__Exercise requirements__.
Look through the records and copy every line in which "Ontario" appears.

BEGIN Source records

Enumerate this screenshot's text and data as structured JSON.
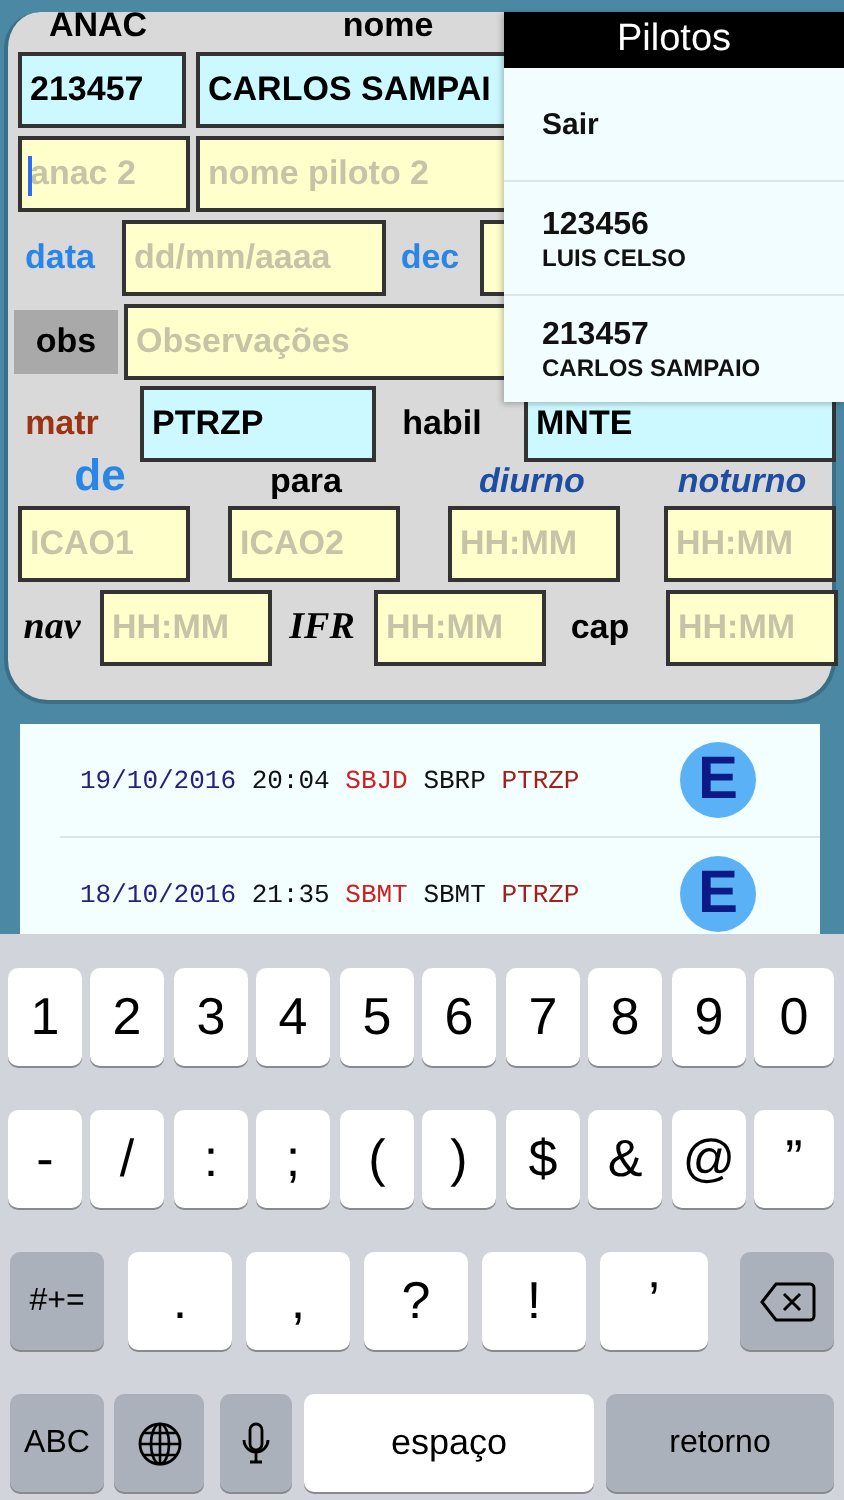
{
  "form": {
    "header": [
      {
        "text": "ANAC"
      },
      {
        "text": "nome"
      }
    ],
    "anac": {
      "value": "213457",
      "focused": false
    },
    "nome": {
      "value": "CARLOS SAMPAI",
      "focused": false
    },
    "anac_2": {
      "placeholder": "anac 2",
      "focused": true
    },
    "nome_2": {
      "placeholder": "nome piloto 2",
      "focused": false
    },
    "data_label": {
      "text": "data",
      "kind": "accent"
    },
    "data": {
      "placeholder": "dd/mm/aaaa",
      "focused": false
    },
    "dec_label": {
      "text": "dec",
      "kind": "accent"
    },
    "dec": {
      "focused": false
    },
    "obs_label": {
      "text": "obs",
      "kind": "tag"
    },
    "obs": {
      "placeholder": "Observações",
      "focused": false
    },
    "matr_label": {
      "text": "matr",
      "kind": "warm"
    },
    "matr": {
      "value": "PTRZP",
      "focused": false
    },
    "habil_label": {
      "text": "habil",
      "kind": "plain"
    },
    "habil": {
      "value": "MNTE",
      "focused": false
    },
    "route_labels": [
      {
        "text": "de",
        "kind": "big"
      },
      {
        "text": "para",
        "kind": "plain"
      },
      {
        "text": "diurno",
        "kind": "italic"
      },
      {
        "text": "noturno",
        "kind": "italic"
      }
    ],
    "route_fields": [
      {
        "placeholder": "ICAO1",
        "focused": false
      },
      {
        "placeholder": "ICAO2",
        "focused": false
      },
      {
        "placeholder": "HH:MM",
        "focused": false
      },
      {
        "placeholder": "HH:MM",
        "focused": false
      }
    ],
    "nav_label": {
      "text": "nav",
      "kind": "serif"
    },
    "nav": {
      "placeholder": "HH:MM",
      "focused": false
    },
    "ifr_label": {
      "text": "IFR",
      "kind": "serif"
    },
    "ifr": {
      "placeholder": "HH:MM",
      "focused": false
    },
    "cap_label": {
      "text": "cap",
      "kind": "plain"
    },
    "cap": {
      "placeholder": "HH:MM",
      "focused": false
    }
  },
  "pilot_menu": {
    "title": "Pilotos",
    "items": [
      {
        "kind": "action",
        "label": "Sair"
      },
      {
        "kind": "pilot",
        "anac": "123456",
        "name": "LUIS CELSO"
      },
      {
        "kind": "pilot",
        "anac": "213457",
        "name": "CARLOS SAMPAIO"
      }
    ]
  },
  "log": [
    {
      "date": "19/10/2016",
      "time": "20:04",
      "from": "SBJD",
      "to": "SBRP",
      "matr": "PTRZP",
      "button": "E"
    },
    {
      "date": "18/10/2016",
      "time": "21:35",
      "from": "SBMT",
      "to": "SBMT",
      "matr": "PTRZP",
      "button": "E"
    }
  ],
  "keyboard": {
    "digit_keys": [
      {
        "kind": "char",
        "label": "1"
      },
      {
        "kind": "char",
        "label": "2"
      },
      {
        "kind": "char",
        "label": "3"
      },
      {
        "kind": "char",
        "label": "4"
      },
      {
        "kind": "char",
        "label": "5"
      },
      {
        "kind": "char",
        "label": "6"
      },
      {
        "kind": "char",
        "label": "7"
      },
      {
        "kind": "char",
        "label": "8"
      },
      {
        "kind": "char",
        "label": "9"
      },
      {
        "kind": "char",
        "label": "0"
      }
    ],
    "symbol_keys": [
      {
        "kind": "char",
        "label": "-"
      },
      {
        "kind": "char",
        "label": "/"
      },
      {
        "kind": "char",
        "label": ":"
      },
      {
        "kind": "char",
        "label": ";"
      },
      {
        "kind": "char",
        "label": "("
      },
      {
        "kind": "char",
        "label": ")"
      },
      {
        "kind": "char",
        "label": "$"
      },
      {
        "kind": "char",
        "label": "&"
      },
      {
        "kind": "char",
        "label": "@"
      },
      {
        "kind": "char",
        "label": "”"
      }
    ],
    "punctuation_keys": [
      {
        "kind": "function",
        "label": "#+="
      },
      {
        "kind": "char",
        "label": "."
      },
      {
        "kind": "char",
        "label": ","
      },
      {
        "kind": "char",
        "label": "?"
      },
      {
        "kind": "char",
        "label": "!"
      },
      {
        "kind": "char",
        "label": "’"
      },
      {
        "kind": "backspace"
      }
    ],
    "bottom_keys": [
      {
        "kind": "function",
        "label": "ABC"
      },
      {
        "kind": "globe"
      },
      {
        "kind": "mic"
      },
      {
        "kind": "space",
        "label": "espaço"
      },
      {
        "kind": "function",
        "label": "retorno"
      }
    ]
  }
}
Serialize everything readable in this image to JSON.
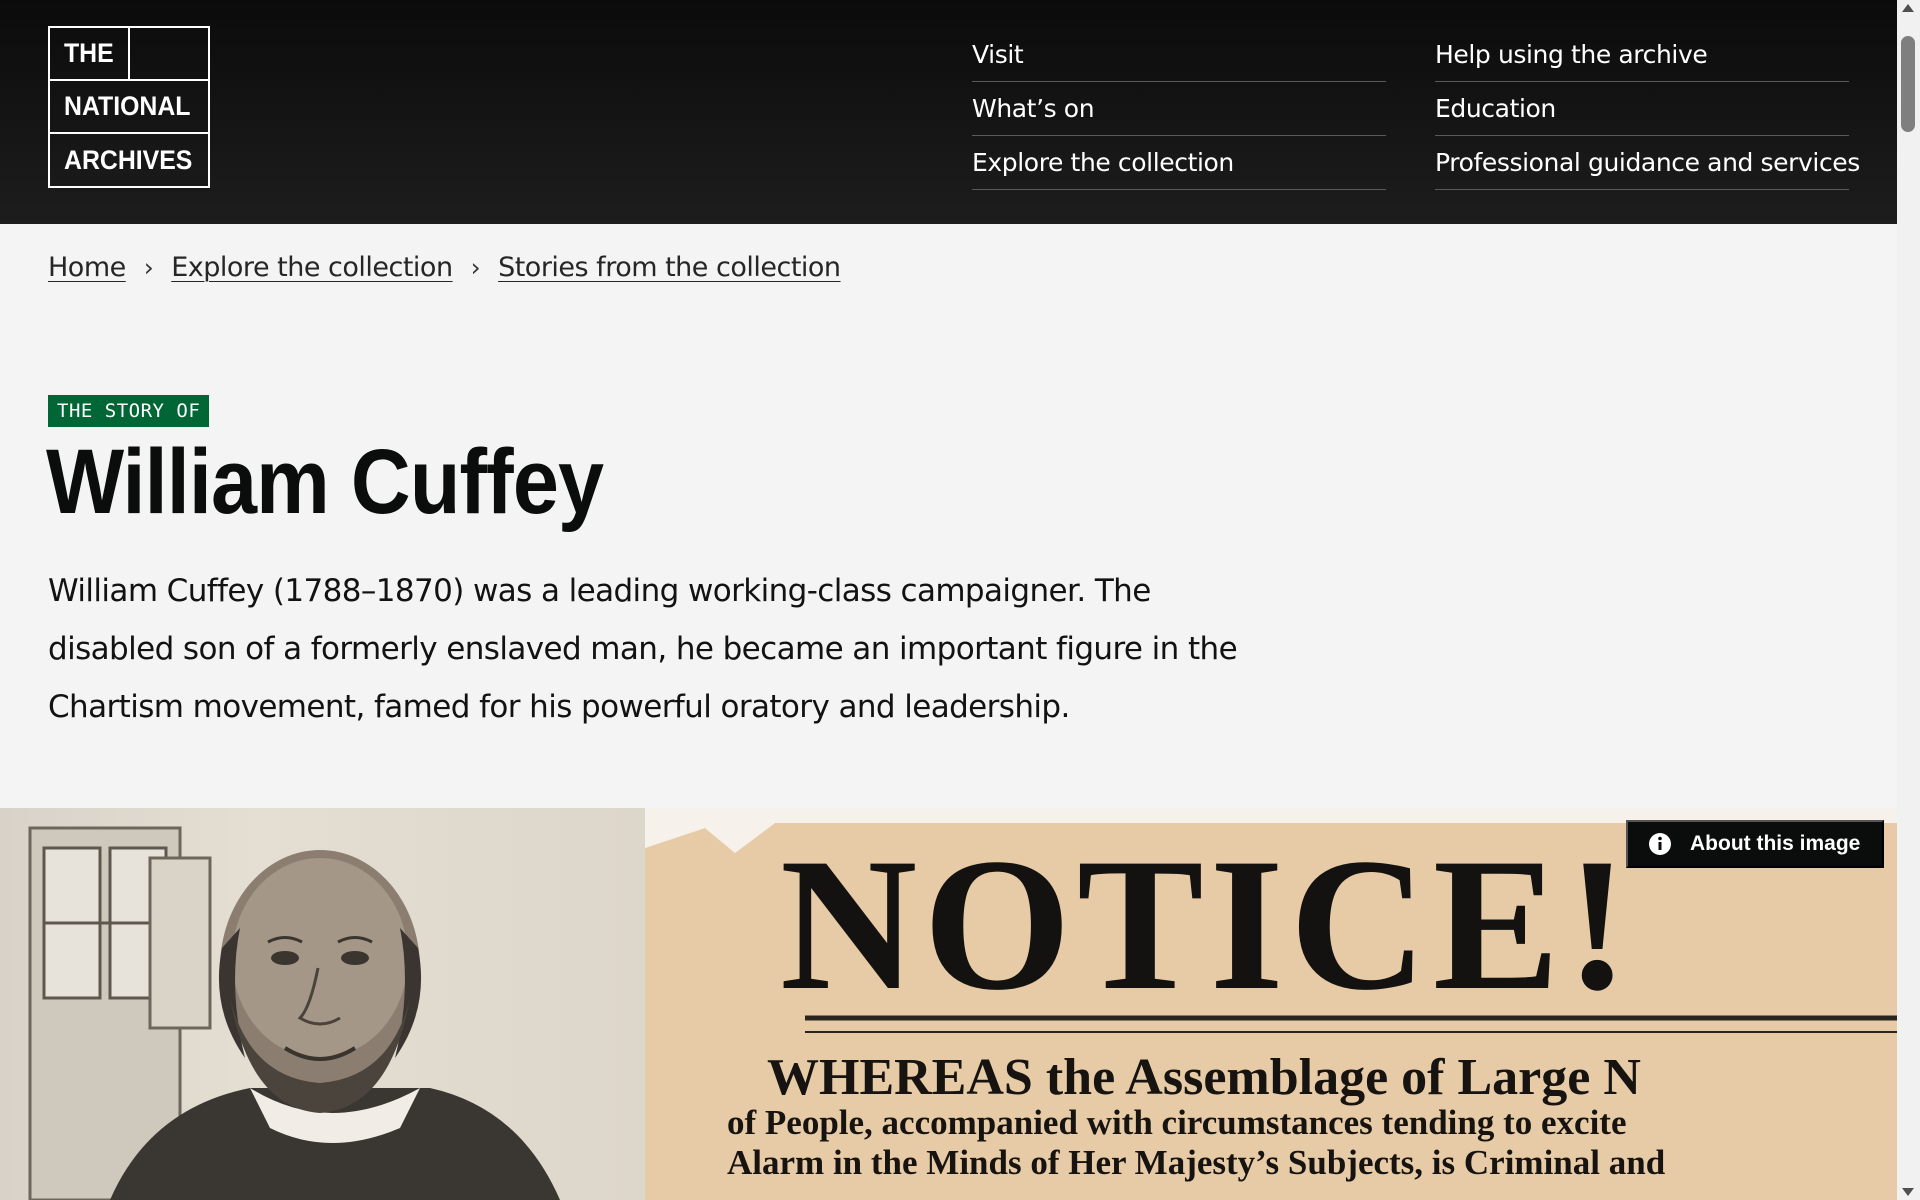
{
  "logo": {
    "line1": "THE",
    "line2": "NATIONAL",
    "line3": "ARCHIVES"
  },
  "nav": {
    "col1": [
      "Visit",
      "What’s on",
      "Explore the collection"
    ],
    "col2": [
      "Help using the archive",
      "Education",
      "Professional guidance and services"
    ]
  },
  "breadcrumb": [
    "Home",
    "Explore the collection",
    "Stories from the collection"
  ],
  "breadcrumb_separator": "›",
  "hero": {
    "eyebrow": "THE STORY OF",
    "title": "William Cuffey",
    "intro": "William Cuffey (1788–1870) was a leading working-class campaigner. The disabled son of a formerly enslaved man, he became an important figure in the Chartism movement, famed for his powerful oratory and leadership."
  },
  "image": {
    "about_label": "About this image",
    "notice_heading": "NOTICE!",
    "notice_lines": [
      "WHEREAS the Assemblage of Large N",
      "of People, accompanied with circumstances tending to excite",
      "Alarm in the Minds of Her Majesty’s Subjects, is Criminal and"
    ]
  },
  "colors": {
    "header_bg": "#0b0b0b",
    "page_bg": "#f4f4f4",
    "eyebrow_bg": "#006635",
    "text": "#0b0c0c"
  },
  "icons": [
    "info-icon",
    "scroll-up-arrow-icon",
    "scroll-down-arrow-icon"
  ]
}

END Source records
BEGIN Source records

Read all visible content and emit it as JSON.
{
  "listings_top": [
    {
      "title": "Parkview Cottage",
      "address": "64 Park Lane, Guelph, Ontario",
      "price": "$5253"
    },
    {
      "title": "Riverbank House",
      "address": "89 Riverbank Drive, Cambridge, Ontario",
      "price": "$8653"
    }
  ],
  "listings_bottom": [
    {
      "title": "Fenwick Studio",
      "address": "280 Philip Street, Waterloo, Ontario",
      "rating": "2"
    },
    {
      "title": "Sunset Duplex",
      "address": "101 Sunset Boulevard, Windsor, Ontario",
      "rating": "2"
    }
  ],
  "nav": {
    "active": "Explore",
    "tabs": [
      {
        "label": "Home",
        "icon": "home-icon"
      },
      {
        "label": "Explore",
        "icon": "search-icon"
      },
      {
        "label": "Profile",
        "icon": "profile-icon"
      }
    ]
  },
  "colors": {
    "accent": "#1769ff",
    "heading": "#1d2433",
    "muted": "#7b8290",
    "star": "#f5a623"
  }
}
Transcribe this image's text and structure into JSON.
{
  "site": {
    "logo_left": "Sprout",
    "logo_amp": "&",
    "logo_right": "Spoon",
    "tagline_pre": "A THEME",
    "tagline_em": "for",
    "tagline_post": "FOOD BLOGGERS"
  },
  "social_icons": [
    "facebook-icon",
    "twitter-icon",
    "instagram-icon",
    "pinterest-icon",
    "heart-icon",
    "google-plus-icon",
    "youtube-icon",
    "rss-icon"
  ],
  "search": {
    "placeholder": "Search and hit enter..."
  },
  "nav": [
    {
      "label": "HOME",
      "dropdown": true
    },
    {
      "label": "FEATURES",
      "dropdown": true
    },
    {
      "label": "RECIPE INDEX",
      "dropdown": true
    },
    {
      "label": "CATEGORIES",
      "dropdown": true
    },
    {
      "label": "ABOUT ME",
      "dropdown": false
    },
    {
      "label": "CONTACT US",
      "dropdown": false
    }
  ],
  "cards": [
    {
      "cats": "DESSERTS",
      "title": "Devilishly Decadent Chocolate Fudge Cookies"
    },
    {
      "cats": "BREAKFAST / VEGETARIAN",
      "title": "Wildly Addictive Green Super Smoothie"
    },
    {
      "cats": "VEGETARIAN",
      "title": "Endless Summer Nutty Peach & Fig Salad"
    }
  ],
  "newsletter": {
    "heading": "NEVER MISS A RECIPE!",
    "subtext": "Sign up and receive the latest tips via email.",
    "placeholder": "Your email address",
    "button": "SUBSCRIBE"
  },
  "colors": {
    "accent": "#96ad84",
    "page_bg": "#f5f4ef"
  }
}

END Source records

__Output for this exercise__.
      "address": "64 Park Lane, Guelph, Ontario",
      "address": "89 Riverbank Drive, Cambridge, Ontario",
      "address": "280 Philip Street, Waterloo, Ontario",
      "address": "101 Sunset Boulevard, Windsor, Ontario",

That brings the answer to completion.